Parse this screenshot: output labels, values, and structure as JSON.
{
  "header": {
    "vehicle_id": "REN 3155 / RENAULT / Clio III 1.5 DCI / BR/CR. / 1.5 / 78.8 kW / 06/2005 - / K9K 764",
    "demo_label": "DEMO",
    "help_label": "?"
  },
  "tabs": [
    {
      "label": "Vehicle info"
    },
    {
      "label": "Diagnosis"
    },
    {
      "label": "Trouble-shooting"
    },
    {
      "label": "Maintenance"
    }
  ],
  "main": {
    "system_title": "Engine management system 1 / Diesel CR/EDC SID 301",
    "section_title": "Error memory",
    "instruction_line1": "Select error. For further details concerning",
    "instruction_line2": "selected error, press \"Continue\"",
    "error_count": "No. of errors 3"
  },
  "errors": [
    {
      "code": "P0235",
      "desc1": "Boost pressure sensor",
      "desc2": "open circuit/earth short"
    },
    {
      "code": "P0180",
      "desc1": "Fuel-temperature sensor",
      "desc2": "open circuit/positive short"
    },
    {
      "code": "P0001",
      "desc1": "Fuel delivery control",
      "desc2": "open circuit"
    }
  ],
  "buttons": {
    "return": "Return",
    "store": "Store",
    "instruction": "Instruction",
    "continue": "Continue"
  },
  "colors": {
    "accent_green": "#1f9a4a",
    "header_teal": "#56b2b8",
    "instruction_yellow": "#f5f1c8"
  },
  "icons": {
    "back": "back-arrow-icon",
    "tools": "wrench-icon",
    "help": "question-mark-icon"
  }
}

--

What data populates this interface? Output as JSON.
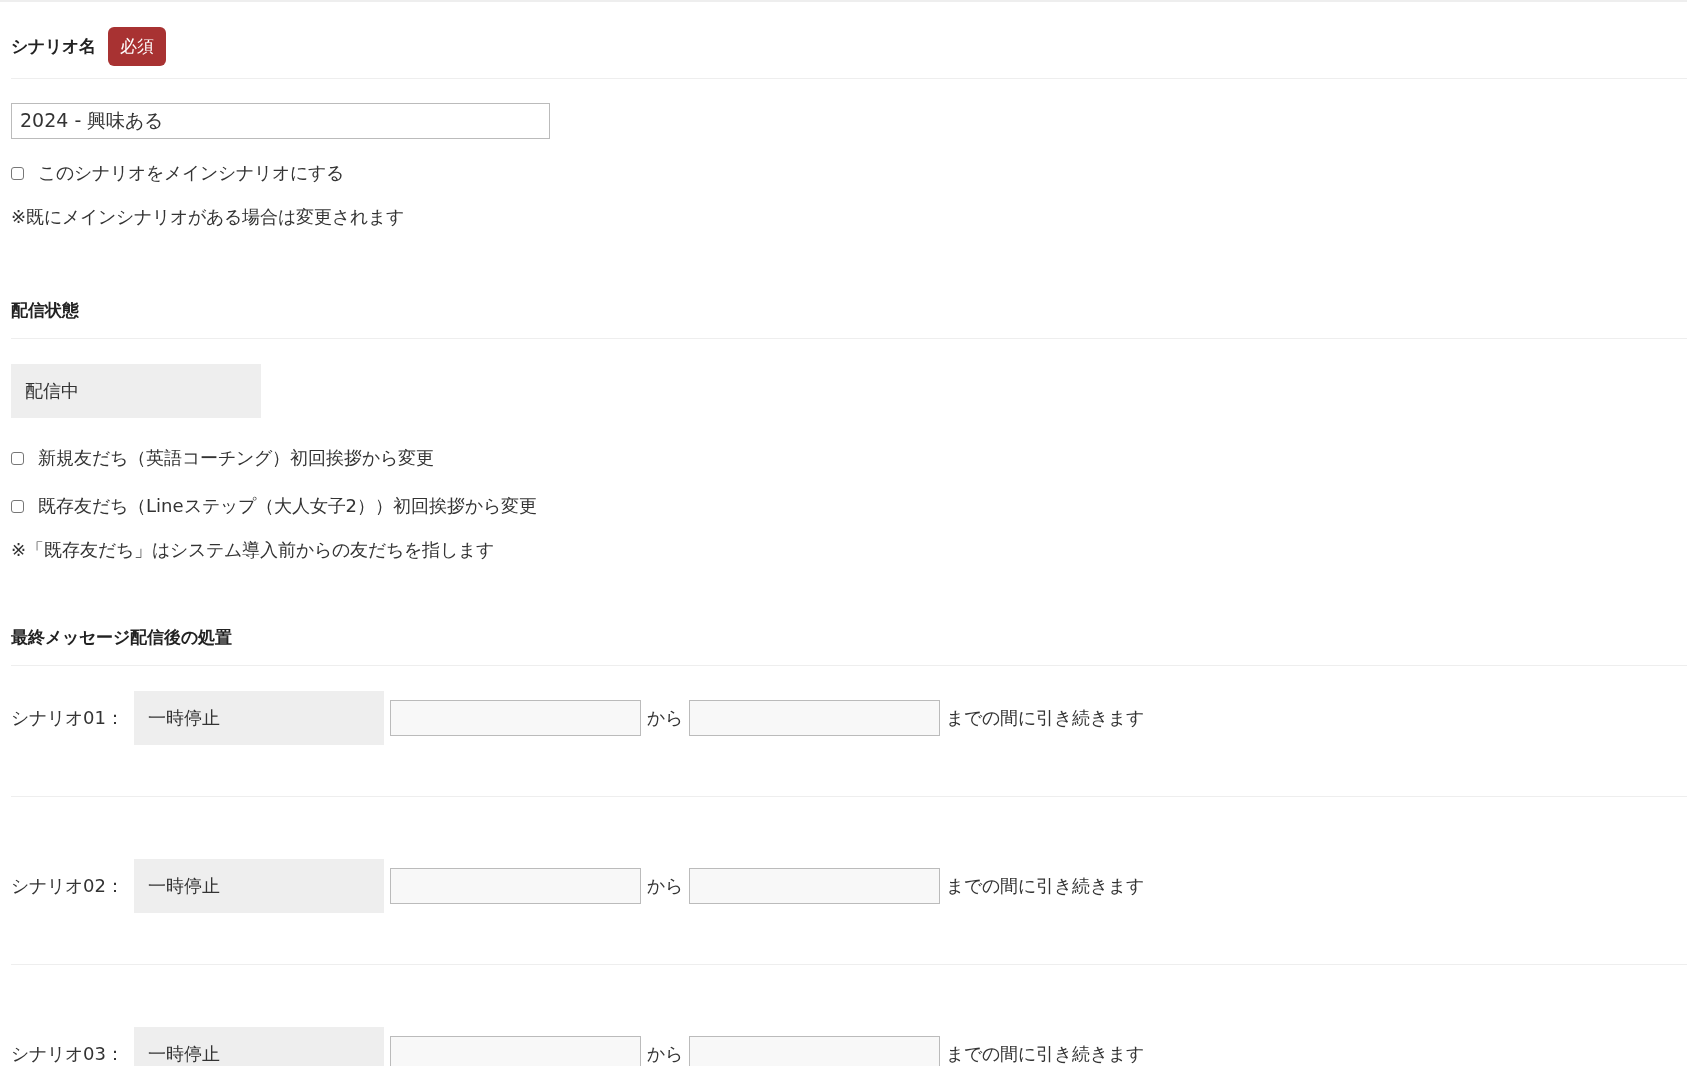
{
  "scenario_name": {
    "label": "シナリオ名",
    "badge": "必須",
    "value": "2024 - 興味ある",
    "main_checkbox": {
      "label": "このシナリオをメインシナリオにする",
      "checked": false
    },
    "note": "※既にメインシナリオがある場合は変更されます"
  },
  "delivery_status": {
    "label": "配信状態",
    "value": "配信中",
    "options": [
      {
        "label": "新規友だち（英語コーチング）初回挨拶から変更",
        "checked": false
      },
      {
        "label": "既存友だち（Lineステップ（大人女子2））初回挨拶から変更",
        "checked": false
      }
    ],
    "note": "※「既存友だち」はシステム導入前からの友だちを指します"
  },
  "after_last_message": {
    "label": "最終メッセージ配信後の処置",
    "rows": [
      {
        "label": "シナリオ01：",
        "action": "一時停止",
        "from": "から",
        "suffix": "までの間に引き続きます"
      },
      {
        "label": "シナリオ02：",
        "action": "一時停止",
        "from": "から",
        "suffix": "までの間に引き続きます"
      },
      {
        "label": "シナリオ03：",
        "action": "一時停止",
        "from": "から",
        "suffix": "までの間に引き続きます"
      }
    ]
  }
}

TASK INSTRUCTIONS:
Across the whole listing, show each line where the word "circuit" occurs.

THE ANSWER:
      "desc2": "open circuit/earth short"
      "desc2": "open circuit/positive short"
      "desc2": "open circuit"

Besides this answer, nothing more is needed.